[WHAT THIS TASK INVOLVES]: Look through the entries for the string "author" and copy every line where it shows up.

== GIVEN INFORMATION ==

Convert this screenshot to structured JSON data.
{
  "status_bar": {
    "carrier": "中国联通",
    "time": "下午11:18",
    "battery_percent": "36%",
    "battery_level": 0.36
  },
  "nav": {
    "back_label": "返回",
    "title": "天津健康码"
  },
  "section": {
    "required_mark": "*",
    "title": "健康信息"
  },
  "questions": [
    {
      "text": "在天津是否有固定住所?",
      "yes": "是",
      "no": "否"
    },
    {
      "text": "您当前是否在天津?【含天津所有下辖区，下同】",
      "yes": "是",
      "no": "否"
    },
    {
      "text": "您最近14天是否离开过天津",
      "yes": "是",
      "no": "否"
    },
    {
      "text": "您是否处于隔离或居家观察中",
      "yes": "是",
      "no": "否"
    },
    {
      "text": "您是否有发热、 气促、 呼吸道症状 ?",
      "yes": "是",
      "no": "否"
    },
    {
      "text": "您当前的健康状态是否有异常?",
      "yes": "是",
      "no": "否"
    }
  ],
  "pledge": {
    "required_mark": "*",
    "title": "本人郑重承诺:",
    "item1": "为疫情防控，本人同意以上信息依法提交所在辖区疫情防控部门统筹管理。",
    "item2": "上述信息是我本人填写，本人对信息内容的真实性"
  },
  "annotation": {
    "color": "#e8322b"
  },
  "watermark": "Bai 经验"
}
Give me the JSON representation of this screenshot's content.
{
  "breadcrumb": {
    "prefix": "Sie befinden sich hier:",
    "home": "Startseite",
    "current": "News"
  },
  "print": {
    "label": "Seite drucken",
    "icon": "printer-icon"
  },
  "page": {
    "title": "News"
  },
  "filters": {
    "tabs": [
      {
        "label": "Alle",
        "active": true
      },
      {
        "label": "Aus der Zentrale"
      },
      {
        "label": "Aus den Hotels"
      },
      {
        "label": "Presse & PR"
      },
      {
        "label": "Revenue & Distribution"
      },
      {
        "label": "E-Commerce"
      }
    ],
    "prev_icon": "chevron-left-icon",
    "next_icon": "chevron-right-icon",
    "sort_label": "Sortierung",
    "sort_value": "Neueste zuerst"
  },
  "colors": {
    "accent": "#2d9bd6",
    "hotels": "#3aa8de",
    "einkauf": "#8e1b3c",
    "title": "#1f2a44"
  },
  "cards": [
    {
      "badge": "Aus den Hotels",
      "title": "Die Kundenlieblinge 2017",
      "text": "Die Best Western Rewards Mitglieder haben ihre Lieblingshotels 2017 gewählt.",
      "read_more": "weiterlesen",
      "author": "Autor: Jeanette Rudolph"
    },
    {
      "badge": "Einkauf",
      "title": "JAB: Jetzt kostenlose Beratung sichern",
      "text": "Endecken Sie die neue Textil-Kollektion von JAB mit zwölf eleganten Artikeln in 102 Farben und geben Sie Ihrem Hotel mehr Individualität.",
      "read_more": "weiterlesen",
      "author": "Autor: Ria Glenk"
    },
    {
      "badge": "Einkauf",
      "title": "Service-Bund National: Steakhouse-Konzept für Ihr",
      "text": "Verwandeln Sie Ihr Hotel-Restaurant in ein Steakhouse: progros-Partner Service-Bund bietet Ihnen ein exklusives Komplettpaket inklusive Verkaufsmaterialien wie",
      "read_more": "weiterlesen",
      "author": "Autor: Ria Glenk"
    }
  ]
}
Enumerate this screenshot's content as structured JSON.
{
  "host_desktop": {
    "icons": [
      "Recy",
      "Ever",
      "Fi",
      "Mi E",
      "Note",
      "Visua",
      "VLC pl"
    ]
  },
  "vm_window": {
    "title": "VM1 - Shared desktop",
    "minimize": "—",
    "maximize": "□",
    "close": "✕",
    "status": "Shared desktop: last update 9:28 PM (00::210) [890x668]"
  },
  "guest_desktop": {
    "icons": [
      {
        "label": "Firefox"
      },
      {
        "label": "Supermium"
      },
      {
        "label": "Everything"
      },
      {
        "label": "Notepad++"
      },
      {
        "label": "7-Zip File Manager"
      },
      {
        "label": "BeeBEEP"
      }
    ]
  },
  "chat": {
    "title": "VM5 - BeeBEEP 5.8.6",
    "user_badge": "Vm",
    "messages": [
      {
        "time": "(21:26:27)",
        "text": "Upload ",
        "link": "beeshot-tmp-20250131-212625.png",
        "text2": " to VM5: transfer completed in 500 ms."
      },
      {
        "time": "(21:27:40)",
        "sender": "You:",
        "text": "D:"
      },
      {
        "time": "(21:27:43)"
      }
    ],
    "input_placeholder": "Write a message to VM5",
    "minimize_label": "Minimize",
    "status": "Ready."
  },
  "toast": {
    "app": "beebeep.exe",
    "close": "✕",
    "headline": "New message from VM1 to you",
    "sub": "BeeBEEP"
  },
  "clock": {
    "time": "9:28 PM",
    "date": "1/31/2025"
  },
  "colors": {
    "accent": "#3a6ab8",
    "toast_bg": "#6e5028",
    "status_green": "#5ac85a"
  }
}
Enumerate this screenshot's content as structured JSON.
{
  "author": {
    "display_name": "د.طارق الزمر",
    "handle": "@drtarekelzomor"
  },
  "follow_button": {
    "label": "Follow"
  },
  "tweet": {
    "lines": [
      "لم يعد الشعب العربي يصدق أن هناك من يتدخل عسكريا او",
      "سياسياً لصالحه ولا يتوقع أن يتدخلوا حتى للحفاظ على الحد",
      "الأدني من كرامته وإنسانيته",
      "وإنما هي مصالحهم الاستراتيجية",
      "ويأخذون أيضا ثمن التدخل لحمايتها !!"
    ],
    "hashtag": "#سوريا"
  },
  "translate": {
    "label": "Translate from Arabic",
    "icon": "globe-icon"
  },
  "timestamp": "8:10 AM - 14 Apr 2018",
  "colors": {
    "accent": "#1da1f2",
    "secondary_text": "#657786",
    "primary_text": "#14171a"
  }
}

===

[ANSWER AREA]:
      "author": "Autor: Jeanette Rudolph"
      "author": "Autor: Ria Glenk"
      "author": "Autor: Ria Glenk"
  "author": {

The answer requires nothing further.